▶ _DATASET ENTRIES_:
########

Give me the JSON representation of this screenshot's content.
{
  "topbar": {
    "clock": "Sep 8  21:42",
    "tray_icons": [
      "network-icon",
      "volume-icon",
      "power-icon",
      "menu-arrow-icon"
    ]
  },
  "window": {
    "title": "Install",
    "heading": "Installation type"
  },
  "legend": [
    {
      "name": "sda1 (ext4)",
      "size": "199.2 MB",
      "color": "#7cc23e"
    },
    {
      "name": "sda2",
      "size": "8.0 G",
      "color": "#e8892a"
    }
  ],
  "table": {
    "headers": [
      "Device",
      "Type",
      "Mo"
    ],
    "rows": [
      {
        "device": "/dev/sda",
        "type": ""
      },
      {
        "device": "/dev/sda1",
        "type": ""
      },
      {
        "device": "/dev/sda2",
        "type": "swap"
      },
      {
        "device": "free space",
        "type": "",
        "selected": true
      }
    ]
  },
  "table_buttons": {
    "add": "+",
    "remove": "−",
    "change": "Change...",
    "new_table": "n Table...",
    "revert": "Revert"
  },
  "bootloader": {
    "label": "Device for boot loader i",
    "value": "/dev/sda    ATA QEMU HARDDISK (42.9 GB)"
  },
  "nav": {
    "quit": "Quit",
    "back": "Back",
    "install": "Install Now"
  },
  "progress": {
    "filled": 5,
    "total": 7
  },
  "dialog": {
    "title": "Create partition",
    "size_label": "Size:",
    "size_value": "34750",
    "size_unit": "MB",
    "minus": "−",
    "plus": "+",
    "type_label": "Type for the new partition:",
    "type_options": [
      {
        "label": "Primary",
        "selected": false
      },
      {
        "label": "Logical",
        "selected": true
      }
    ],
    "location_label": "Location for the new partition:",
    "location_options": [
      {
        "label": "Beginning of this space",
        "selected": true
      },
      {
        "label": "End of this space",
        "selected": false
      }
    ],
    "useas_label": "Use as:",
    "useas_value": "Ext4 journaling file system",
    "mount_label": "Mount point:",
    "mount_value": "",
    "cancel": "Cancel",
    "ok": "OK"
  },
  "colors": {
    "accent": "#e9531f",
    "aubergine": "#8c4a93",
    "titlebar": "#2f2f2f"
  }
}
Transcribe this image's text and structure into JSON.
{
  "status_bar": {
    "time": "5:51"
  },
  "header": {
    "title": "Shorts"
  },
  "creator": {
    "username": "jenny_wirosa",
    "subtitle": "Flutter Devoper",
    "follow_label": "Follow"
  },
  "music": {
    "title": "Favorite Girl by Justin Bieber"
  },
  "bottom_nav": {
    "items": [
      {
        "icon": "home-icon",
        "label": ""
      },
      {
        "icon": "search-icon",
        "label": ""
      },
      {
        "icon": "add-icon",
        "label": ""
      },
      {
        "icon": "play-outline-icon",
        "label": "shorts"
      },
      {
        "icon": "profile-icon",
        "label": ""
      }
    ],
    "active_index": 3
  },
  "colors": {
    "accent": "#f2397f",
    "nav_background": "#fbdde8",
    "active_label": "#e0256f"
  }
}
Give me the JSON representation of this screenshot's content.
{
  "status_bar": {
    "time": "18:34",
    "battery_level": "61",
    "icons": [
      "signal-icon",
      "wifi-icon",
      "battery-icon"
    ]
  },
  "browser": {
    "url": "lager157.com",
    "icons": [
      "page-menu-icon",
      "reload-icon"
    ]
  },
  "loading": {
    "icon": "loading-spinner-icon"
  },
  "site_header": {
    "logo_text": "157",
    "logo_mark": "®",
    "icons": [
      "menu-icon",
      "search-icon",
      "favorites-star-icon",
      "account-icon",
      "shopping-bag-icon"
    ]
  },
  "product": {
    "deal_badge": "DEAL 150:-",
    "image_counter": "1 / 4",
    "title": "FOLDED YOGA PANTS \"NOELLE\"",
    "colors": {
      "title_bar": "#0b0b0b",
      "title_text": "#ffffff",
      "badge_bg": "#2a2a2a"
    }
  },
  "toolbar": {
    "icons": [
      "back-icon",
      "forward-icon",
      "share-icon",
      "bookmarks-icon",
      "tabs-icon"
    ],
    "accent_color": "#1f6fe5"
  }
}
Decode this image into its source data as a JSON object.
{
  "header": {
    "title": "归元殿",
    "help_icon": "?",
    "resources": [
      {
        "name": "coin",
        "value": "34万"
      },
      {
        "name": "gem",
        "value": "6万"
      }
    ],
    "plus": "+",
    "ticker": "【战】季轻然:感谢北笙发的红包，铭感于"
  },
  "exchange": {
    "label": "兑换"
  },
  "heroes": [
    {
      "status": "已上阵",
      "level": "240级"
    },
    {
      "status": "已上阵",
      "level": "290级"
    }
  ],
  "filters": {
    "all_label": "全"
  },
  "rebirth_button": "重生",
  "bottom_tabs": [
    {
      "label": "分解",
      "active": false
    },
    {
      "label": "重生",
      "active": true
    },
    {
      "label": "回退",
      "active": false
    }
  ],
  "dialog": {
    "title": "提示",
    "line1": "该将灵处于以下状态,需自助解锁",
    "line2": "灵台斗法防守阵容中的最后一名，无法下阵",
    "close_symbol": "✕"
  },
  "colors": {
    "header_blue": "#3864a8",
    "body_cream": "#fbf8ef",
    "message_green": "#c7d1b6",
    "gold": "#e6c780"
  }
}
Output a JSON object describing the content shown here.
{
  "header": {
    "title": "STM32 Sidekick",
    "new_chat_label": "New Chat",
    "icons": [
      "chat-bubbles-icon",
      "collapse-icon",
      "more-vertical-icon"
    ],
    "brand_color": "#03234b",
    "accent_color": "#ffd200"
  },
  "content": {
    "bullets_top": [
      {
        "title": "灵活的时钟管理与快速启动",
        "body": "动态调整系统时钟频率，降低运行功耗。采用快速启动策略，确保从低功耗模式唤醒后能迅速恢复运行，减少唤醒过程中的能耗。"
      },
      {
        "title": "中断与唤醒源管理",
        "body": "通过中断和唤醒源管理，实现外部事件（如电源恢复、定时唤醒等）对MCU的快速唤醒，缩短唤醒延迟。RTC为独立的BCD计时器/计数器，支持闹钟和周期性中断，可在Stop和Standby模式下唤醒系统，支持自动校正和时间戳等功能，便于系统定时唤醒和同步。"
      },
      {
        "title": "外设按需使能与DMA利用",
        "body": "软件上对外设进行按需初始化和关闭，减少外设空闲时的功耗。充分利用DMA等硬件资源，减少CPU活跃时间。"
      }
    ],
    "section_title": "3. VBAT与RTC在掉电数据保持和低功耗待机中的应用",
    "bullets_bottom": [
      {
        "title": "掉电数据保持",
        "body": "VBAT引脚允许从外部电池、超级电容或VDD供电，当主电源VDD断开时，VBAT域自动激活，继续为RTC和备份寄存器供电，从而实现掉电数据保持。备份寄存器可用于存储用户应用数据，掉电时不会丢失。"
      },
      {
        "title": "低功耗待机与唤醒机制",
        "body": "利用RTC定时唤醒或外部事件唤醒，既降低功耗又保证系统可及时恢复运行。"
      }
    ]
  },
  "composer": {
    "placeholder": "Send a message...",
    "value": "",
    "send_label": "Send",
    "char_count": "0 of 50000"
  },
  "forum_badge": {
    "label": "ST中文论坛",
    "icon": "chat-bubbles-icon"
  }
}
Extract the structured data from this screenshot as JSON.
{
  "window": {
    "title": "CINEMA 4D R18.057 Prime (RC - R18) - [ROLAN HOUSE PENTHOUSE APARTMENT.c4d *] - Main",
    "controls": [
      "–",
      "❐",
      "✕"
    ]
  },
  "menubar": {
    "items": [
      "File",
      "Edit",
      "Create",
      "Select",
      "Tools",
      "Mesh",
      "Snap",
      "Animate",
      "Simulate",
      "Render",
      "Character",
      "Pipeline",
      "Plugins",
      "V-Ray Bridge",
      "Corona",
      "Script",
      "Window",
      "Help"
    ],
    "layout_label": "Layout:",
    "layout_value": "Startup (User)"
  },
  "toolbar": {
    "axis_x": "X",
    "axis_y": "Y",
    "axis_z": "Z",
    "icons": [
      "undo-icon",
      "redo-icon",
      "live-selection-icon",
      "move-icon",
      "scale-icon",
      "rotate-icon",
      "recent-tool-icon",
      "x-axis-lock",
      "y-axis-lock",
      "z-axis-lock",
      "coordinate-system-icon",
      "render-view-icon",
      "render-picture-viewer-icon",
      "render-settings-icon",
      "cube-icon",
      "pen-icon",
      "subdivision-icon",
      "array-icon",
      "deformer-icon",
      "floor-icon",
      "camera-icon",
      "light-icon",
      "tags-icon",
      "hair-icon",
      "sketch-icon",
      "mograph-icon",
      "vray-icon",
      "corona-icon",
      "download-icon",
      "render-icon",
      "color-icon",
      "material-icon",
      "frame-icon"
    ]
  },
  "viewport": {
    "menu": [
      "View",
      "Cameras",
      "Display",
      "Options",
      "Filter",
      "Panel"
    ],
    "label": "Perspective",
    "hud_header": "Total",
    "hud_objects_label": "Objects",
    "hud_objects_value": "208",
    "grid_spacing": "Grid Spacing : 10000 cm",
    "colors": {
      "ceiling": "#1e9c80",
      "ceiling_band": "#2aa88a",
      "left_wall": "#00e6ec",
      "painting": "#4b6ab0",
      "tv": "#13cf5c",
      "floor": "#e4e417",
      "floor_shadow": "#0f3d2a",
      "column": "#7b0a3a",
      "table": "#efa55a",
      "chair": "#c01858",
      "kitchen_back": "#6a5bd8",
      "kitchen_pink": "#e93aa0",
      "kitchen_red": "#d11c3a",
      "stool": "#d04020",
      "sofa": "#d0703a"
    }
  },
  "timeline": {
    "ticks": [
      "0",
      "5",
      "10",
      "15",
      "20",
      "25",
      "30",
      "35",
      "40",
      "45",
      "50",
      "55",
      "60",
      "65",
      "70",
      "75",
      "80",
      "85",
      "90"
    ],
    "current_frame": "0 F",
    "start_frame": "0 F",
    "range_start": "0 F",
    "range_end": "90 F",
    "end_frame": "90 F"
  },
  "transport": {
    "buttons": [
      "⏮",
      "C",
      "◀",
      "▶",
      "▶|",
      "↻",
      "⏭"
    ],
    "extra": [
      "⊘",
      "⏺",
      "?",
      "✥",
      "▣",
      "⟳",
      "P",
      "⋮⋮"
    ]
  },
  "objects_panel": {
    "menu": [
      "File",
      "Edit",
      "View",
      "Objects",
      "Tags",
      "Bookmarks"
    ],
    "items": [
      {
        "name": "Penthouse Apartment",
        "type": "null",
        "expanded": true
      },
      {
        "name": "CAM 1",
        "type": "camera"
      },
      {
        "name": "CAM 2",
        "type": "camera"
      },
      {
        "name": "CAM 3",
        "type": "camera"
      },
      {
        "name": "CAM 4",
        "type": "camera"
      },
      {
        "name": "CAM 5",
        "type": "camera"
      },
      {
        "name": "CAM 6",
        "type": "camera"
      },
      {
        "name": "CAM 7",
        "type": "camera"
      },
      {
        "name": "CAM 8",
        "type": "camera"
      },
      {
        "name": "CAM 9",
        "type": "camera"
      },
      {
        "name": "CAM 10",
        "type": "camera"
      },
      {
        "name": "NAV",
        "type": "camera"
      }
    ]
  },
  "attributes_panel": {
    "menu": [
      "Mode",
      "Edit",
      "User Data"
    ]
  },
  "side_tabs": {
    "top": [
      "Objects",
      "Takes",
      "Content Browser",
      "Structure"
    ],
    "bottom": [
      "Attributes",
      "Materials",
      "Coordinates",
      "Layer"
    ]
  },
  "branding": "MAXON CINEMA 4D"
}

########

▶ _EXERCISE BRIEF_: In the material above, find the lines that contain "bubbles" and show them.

▶ _ANSWER SECTION_:
      "chat-bubbles-icon",
    "icon": "chat-bubbles-icon"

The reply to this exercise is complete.